*Requirement*. Line by line, restate the listing below without any change.
=== Section Start ===
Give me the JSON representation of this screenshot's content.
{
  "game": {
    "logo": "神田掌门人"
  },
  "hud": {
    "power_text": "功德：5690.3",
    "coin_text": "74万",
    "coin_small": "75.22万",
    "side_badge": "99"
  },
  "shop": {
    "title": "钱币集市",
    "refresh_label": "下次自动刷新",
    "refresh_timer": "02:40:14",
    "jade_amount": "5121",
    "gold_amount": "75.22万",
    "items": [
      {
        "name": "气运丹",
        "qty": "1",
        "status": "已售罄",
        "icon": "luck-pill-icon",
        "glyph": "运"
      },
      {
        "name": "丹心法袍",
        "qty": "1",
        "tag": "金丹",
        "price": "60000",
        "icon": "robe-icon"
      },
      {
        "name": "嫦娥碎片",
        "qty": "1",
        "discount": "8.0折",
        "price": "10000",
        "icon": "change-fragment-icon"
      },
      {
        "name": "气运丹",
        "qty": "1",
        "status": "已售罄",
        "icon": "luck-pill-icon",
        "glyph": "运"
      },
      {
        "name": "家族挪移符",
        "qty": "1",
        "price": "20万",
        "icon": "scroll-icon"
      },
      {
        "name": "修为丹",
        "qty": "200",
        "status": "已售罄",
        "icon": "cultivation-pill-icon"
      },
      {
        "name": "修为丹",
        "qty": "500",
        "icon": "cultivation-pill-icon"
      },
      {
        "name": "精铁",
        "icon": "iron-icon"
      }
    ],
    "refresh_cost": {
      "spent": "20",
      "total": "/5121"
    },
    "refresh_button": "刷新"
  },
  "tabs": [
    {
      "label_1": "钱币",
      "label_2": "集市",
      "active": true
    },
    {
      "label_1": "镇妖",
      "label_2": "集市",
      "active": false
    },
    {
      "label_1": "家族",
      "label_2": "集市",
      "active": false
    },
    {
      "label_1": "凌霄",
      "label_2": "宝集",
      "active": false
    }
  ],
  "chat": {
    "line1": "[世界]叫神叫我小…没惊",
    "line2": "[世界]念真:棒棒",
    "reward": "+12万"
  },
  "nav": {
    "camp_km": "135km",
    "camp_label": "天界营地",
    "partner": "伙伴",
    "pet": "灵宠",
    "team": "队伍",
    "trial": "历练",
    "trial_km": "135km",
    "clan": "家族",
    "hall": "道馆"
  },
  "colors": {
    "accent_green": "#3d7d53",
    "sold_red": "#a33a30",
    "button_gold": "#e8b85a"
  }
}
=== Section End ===
*Response to the exercise*.
Give me the JSON representation of this screenshot's content.
{
  "game": {
    "logo": "神田掌门人"
  },
  "hud": {
    "power_text": "功德：5690.3",
    "coin_text": "74万",
    "coin_small": "75.22万",
    "side_badge": "99"
  },
  "shop": {
    "title": "钱币集市",
    "refresh_label": "下次自动刷新",
    "refresh_timer": "02:40:14",
    "jade_amount": "5121",
    "gold_amount": "75.22万",
    "items": [
      {
        "name": "气运丹",
        "qty": "1",
        "status": "已售罄",
        "icon": "luck-pill-icon",
        "glyph": "运"
      },
      {
        "name": "丹心法袍",
        "qty": "1",
        "tag": "金丹",
        "price": "60000",
        "icon": "robe-icon"
      },
      {
        "name": "嫦娥碎片",
        "qty": "1",
        "discount": "8.0折",
        "price": "10000",
        "icon": "change-fragment-icon"
      },
      {
        "name": "气运丹",
        "qty": "1",
        "status": "已售罄",
        "icon": "luck-pill-icon",
        "glyph": "运"
      },
      {
        "name": "家族挪移符",
        "qty": "1",
        "price": "20万",
        "icon": "scroll-icon"
      },
      {
        "name": "修为丹",
        "qty": "200",
        "status": "已售罄",
        "icon": "cultivation-pill-icon"
      },
      {
        "name": "修为丹",
        "qty": "500",
        "icon": "cultivation-pill-icon"
      },
      {
        "name": "精铁",
        "icon": "iron-icon"
      }
    ],
    "refresh_cost": {
      "spent": "20",
      "total": "/5121"
    },
    "refresh_button": "刷新"
  },
  "tabs": [
    {
      "label_1": "钱币",
      "label_2": "集市",
      "active": true
    },
    {
      "label_1": "镇妖",
      "label_2": "集市",
      "active": false
    },
    {
      "label_1": "家族",
      "label_2": "集市",
      "active": false
    },
    {
      "label_1": "凌霄",
      "label_2": "宝集",
      "active": false
    }
  ],
  "chat": {
    "line1": "[世界]叫神叫我小…没惊",
    "line2": "[世界]念真:棒棒",
    "reward": "+12万"
  },
  "nav": {
    "camp_km": "135km",
    "camp_label": "天界营地",
    "partner": "伙伴",
    "pet": "灵宠",
    "team": "队伍",
    "trial": "历练",
    "trial_km": "135km",
    "clan": "家族",
    "hall": "道馆"
  },
  "colors": {
    "accent_green": "#3d7d53",
    "sold_red": "#a33a30",
    "button_gold": "#e8b85a"
  }
}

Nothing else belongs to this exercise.